The Día de la Virgen del Carmen is celebrated on July 16th in many coastal towns and villages across Spain.
The Virgen del Carmen is the patroness and protector of mariners and fishermen. For coastal towns and villages, the virgin’s holy day is one of the most important of the year.
Processions in honour of the much-loved Santa María de Monte Carmelo, as the Virgen Del Carmen is also known, take place after a traditional seafaring mass.
Moving and emotional
Generally, the Día de la Virgen del Carmen traditions involve at least one parade as an effigy of the Virgin is carried through town by mariners to the sea front. Then she is escorted into the water in honour of those who have lost their lives at sea.
After a mass, she is usually placed in a boat, and accompanied by small fishing boats she takes a tour of the harbour or along the shoreline.
As only Spain knows how to, the parties then commence with live music, food and celebrations into the night. Some towns stretch the festivities out over a few days.
Variations on a theme
Whilst the main elements of the festival are the same across Spain, there are variations in different towns.
In Malaga, in 1981, local scuba divers placed an image of the Virgin on the seabed. Part of the tradition there now involves divers paying their own respects to the submarine patron.
On Tenerife, at Puerto de la Cruz, they release doves as the Virgin takes to the water.

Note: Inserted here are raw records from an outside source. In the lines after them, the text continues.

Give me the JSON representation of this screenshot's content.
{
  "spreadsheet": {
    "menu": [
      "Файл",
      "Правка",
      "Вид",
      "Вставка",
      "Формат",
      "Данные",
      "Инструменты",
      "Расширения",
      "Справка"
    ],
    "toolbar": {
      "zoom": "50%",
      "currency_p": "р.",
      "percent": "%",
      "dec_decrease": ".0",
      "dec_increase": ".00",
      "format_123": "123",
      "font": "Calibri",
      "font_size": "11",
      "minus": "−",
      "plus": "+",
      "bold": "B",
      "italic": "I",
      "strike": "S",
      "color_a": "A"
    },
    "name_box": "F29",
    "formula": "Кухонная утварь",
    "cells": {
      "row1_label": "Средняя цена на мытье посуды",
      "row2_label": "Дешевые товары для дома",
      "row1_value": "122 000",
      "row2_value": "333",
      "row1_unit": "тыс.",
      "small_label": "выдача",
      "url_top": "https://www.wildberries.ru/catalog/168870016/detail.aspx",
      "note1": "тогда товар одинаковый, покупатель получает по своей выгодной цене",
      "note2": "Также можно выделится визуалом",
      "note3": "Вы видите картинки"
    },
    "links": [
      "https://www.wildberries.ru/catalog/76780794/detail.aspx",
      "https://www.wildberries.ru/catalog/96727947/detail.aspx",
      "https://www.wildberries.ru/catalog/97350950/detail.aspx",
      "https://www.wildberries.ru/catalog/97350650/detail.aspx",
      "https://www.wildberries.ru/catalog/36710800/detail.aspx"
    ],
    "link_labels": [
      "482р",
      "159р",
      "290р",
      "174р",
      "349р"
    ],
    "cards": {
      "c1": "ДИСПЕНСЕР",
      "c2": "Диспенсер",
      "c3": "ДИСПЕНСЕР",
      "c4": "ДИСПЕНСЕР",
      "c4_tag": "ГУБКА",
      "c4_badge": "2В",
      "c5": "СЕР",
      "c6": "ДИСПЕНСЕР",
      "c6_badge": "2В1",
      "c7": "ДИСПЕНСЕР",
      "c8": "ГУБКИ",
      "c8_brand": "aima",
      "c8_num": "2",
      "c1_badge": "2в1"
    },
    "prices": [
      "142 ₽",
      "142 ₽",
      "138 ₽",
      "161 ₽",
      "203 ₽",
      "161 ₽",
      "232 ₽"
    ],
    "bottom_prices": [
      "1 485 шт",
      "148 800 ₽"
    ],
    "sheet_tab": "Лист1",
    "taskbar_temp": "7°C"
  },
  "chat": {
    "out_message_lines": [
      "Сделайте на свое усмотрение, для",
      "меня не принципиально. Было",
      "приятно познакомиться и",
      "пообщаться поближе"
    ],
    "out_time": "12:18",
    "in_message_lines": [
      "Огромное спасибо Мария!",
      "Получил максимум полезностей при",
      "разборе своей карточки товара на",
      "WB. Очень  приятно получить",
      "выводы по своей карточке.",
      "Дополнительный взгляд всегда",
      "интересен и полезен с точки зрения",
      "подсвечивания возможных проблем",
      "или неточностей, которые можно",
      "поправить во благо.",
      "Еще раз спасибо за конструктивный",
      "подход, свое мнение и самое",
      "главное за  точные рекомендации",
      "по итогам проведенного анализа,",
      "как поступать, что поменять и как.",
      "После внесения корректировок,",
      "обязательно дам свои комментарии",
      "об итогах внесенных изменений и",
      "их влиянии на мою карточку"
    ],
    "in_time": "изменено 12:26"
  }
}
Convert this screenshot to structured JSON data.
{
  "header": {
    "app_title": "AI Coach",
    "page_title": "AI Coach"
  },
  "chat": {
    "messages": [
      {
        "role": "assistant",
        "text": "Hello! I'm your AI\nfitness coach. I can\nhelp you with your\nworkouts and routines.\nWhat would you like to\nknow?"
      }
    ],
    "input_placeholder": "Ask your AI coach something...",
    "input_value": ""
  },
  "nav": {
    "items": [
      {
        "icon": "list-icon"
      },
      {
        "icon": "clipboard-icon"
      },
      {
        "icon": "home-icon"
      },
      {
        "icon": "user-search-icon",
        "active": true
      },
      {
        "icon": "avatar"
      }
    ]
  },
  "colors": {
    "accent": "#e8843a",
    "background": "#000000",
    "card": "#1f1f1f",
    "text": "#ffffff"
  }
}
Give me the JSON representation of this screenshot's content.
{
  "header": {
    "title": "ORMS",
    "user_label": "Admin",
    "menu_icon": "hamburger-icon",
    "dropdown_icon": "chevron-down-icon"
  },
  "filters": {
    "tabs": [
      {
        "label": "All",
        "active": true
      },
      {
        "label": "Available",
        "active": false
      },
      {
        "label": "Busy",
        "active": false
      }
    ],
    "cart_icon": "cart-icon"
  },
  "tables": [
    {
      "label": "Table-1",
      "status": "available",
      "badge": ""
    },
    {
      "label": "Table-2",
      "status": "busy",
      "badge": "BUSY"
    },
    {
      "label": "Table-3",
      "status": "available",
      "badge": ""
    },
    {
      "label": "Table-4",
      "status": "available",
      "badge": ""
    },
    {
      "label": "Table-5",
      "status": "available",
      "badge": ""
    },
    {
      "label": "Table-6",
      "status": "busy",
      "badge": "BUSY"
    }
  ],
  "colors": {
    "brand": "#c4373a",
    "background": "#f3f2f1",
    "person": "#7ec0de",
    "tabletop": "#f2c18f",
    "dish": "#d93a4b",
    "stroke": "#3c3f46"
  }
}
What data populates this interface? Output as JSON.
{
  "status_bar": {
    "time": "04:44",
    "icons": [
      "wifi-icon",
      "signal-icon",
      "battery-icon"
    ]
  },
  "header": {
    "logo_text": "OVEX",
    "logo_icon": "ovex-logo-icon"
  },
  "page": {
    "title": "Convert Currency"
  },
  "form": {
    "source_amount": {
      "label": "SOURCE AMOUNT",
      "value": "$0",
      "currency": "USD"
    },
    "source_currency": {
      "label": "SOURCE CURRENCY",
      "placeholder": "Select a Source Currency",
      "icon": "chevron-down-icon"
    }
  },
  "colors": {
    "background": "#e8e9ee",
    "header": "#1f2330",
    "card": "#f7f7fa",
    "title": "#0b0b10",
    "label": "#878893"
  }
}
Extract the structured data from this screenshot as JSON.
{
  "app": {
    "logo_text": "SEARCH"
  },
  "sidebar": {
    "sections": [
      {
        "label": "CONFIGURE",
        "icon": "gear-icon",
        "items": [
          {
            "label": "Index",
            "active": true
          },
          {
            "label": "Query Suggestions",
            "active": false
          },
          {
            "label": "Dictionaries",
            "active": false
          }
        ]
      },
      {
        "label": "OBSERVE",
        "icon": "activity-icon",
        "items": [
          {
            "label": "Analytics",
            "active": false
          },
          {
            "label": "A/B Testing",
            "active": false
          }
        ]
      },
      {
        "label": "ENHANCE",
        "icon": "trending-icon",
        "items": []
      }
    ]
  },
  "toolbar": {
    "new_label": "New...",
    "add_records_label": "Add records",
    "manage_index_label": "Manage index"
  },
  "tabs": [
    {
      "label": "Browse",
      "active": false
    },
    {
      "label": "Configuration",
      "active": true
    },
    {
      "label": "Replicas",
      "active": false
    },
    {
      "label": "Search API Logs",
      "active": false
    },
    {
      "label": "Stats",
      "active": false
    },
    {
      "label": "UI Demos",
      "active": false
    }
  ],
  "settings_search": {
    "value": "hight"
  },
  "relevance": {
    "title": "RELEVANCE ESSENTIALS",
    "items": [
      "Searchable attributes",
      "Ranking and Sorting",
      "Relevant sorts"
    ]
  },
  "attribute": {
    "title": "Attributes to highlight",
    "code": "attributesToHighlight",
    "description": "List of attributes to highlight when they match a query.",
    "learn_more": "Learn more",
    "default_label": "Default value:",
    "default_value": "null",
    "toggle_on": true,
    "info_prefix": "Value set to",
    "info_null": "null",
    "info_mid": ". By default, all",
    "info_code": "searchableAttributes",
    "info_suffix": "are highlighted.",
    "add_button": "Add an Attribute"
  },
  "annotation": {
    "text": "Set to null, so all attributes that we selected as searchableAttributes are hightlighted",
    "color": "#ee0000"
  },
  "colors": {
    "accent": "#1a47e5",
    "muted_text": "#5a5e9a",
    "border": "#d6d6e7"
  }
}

In 2021, many of the festivities are either subject to some restrictions or cancelled. However, where they do take place, it is certain to be a spectacle.